“I hate scientists,” says Leo. “Yes, they’re brilliant and always right but I bloody hate them.”
Amir has had enough. “Why is there football on at 6pm, midweek? Is this the Premiership or something else? Lockdown has crapped all over my fantasy team. I can’t keep up.”
On the last day of Trump, Melanie opens a bottle of champagne. She makes two French 75s and smiling, hands one to Karen.
“Babe, you’ve got to toast what you can.”
After Brian and Claire book their vaccinations, they discuss what to wear. Brian hasn’t been out since March. He looks through his ties and polishes his shoes. Claire irons a blouse.

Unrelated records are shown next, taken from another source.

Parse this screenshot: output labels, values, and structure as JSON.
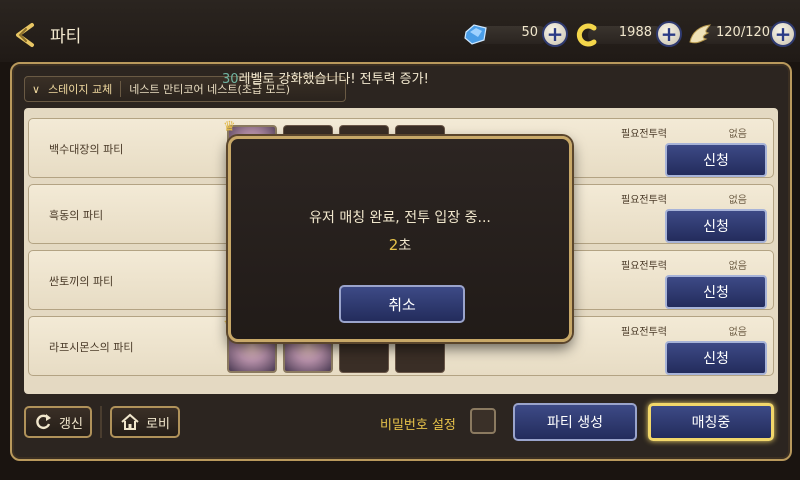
{
  "header": {
    "title": "파티",
    "resources": [
      {
        "name": "gem",
        "value": "50",
        "icon": "gem-icon"
      },
      {
        "name": "coin",
        "value": "1988",
        "icon": "coin-icon"
      },
      {
        "name": "stamina",
        "value": "120/120",
        "icon": "wing-icon"
      }
    ]
  },
  "notice": {
    "level": "30",
    "text": "레벨로 강화했습니다! 전투력 증가!"
  },
  "stage_select": {
    "label": "스테이지 교체",
    "name": "네스트 만티코어 네스트(초급 모드)"
  },
  "parties": [
    {
      "name": "백수대장의 파티",
      "required_label": "필요전투력",
      "required_value": "없음",
      "button": "신청"
    },
    {
      "name": "흑동의 파티",
      "required_label": "필요전투력",
      "required_value": "없음",
      "button": "신청"
    },
    {
      "name": "싼토끼의 파티",
      "required_label": "필요전투력",
      "required_value": "없음",
      "button": "신청"
    },
    {
      "name": "라프시몬스의 파티",
      "required_label": "필요전투력",
      "required_value": "없음",
      "button": "신청"
    }
  ],
  "bottom": {
    "refresh": "갱신",
    "lobby": "로비",
    "password_label": "비밀번호 설정",
    "create_party": "파티 생성",
    "matching": "매칭중"
  },
  "modal": {
    "message": "유저 매칭 완료, 전투 입장 중...",
    "countdown": "2",
    "unit": "초",
    "cancel": "취소"
  },
  "colors": {
    "accent_gold": "#e6c24a",
    "button_blue": "#2f3c78",
    "frame_gold": "#b9995c"
  }
}
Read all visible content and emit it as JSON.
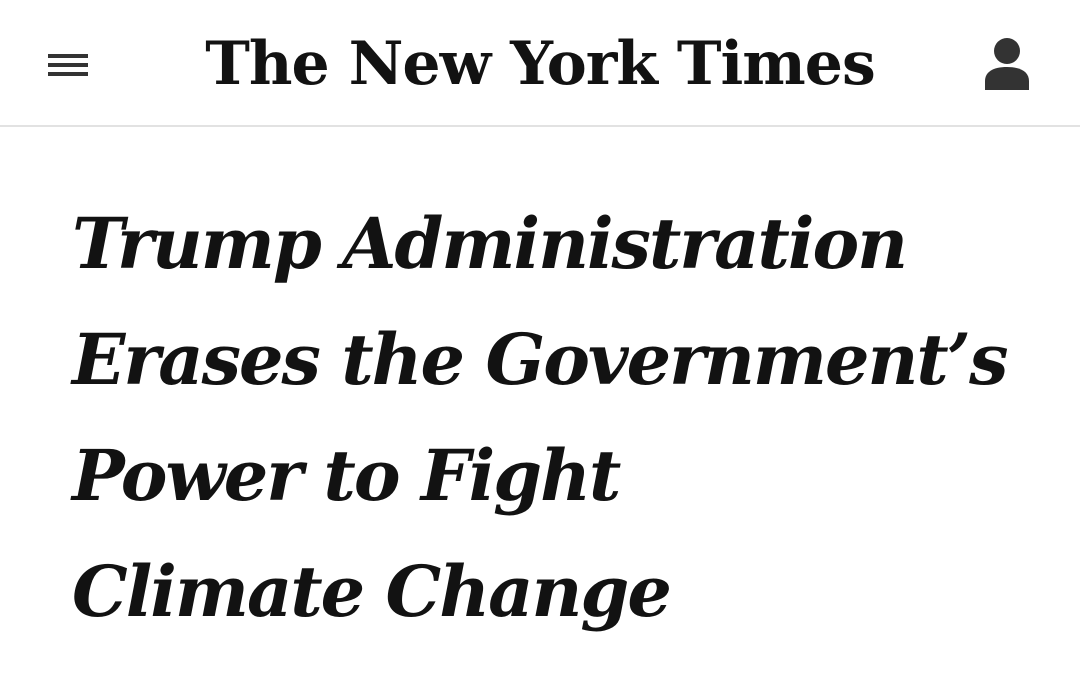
{
  "header": {
    "menu_icon": "hamburger-menu-icon",
    "masthead": "The New York Times",
    "account_icon": "user-account-icon"
  },
  "article": {
    "headline_lines": [
      "Trump Administration",
      "Erases the Government’s",
      "Power to Fight",
      "Climate Change"
    ]
  },
  "colors": {
    "text": "#121212",
    "background": "#ffffff",
    "divider": "#e2e2e2",
    "icon": "#333333"
  }
}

In the supermarket, Maz recognises a face from TV. Above his wonky mask, the actor’s glasses steam up. For a minute, it does feel like we are all in this together.
They worry about the car. Parked on the street, it looks neglected, splats of pigeon poo sticking to the windows. They half expect to find someone living on the back seat.
She knows he is better with his friends, but Nancy misses Alfie, away at university. She wonders how people coped during the War, saying goodbye to sons, not hearing a word.
Bibby makes the mistake of watching the news. Usually, she avoids it, but sometimes John Snow pops up before she realises. A new strain in Brazil. Bibby switches over to Corrie.
“How much harder can I stay at home?” says Milly, contemplating a harder lockdown.
“It’s all that click and collect,” says her mum. Milly sighs. “So Covid’s the fault of Argos?”
Wearing his Liverpool top, Carl turns on the TV for the game.
“That Johnson, he better not cancel football.”
“They need to stop hugging,” says Dawn. “And singing ‘Someone Like You.’”
Brendan and Flora wait for their vaccine appointment. Both in their 80s, they wonder if they’ve fallen off the list.
“Like the time we got bumped from that flight to Alicante.”
Samir runs late at night. He passes the Covid-locked museum and wonders why all the lights are on. A Chinese vase is illuminated in the high window, secret, but still there.
Coming off shift, nurse Aziza peels off her mask. Her face is raw, a deep welt on her nose. Management recommends zinc oxide, but she’d prefer a month in the Maldives.
As they don’t have a laptop, the school says Sky can go in. The parents’ WhatsApp is pretty judgmental though, so they leave by the back door and don’t tell anyone.
Next door, the Morgans – Mr, Mrs and the teenage twins – are isolating. Mrs Morgan texts her neighbour.
“We’re tired, bickering, but ok. I can’t taste chocolate though, so what’s the point?”
They watch Trump nuts storming the US Capitol.
“This is shocking,” they say, ‘but it’s a relief too. Terrible news from somewhere else and not 1000 people dying on our doorstep.”
Student Dan wants to leave.
“I could go right now,” he tells his dad. “My mental health will suffer if you keep me here.”
“Sorry, son. Blame Boris. Oh, and vote.”
“I can’t do this until Easter,” says Amy.
“Back to work though. More structure. That helps,” says Lemi, her husband.
Amy agrees but has a little cry before her first Zoom.
Carla’s mum tells her that the new strain has two arms.
“So now it can grab on twice as powerfully. That’s the kicker.”
Carla pictures a red M&M, with evil eyebrows.
Bel is doing #DryJanuary. “It’s imperative. I’m in a wine fuelled spiral.”
“I understand,” says Nat, nodding, “but I’ve been perfecting my dry Manhattan, and anyway, the cases are still rising.”
They went to bed after midnight, but at 3am she got up. Standing at the window, eating the purple Quality Street, she couldn’t decide if that feeling was hope or dread.